HEB. x. 31. “It is a fearful thing to fall into the
hands of the living God.”
THE text is a sudden exclamation of fear and almost of
pain forced from the writer, by considering the terrible
doom of those who wilfully apostatise from Christ.
The whole passage is black with judgment, and we
hardly wonder to see the writer overpowered with solem-
nity and emotion.
I. Consider these words as a warning of the guilt and
doom of wilful apostasy from Christ.
The moral condition of those referred to here is not that
of men who have lived and died in ignorance of the great
salvation: nor of those, pardoned and justified, who never-
theless have fallen into wilful sin; nor of those who have
rejected Christ’s offer of mercy. It is a sin that goes
deeper and further than these, which is here pronounced
to be beyond the reach of mercy—the sin of men, once
saved by Christ, but who have deliberately renounced their
Saviour and His authority.
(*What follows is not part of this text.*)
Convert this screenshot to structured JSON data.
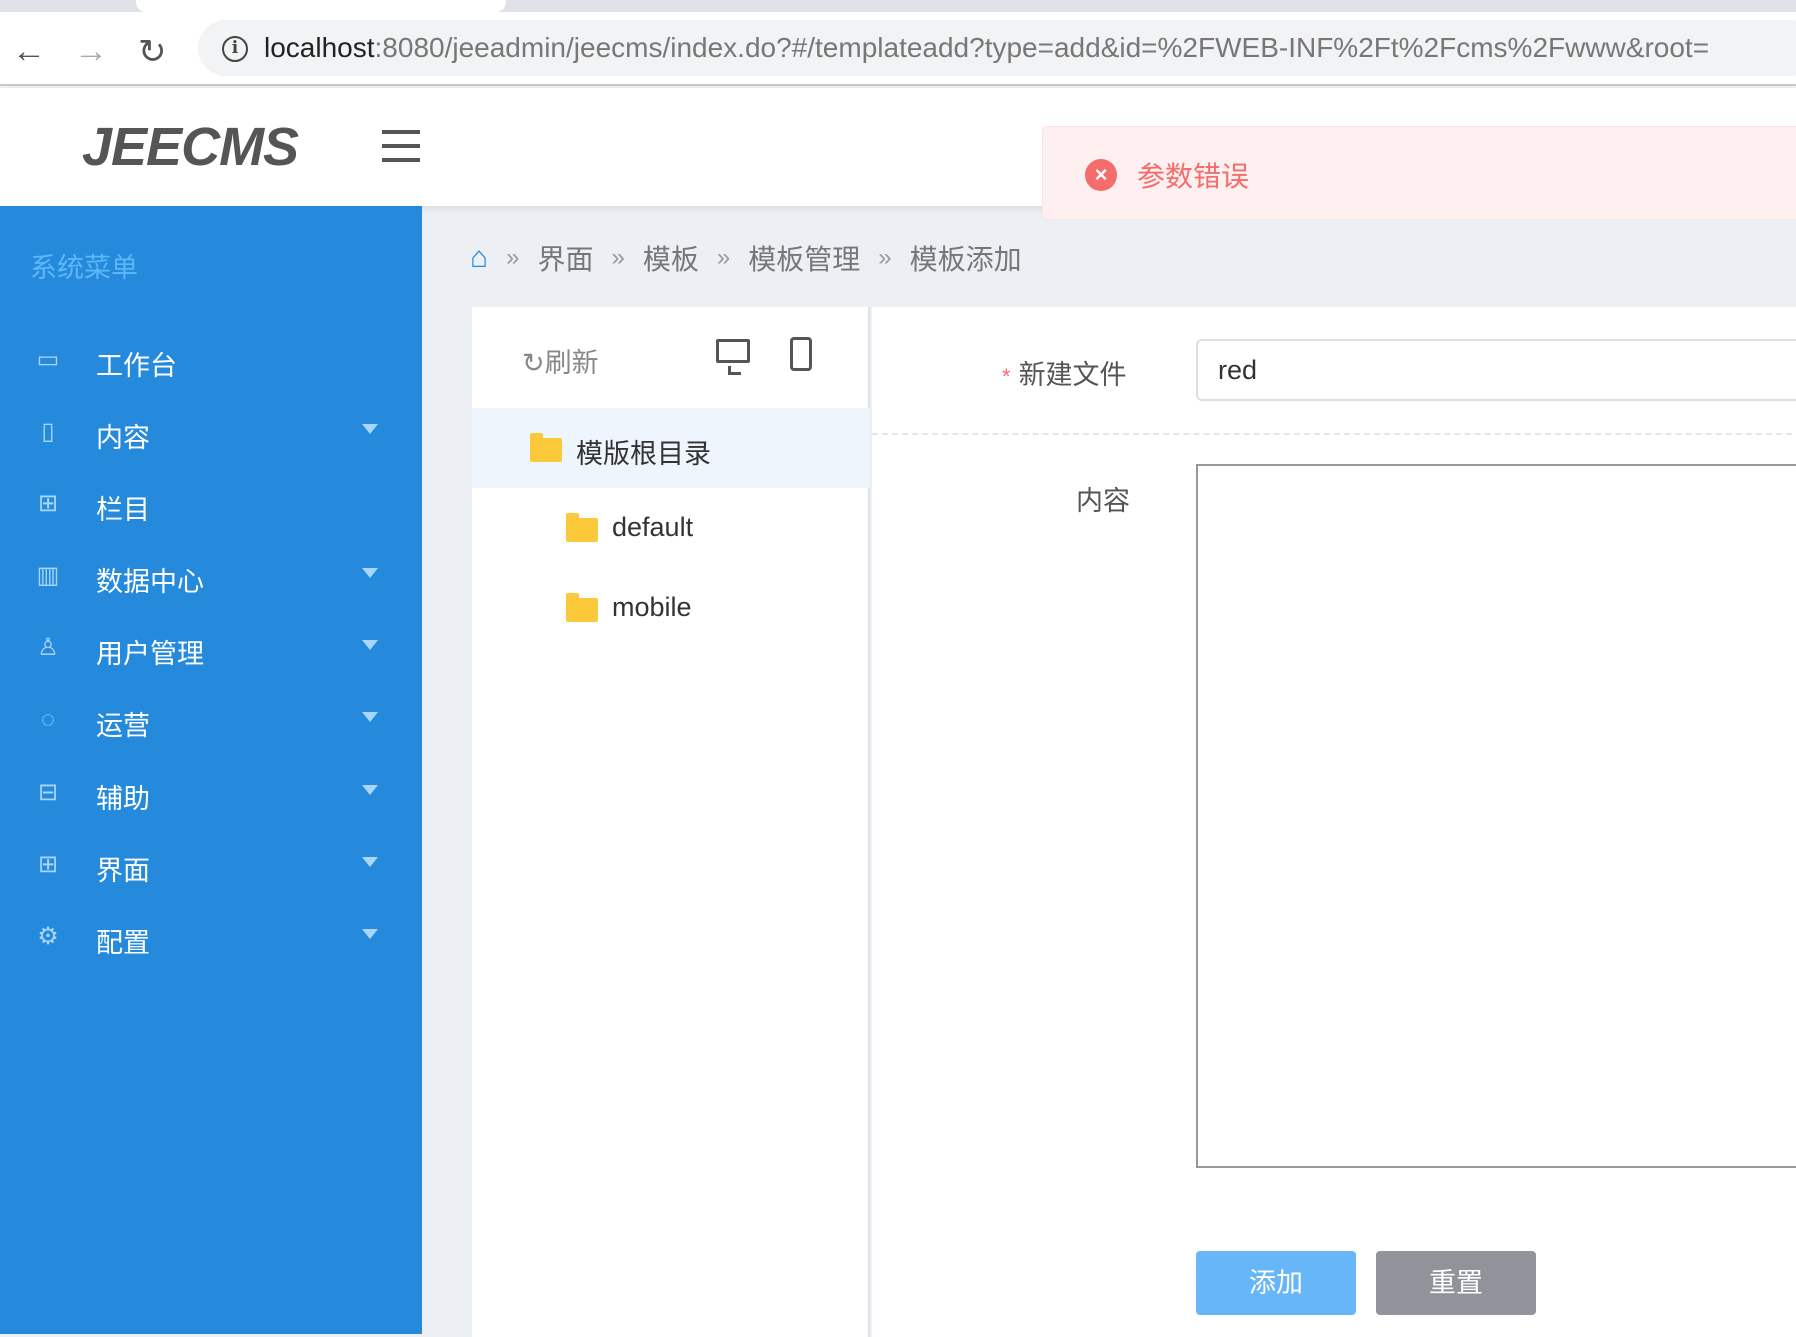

So extreme a case is scarcely
conceivable, but the writer says that in such a case it is
hopeless. He begins with an “if” (ver. 26).
II. These words protest against the error of supposing
that God will not personally punish sin.
As the result of the developments of physical science,
we have enthroned law as the creator and moral governor
of the world.
We carefully explain that sin is its own punishment in the
same way that virtue is its own reward. But the moment
you withdraw the penalty of sin from the will of God, you
withdraw it from the conscience of man, and deprive it of
its moral appeal to the sinner’s heart. It is the supreme
moral effort that the punishment of the sinner entails on a
God of infinite love, which gives to that punishment all its
It may be a terrible thing to be ground to pieces by a
law, but “it is a fearful thing to fall into the hands of the
G. S. Barrett, B.A.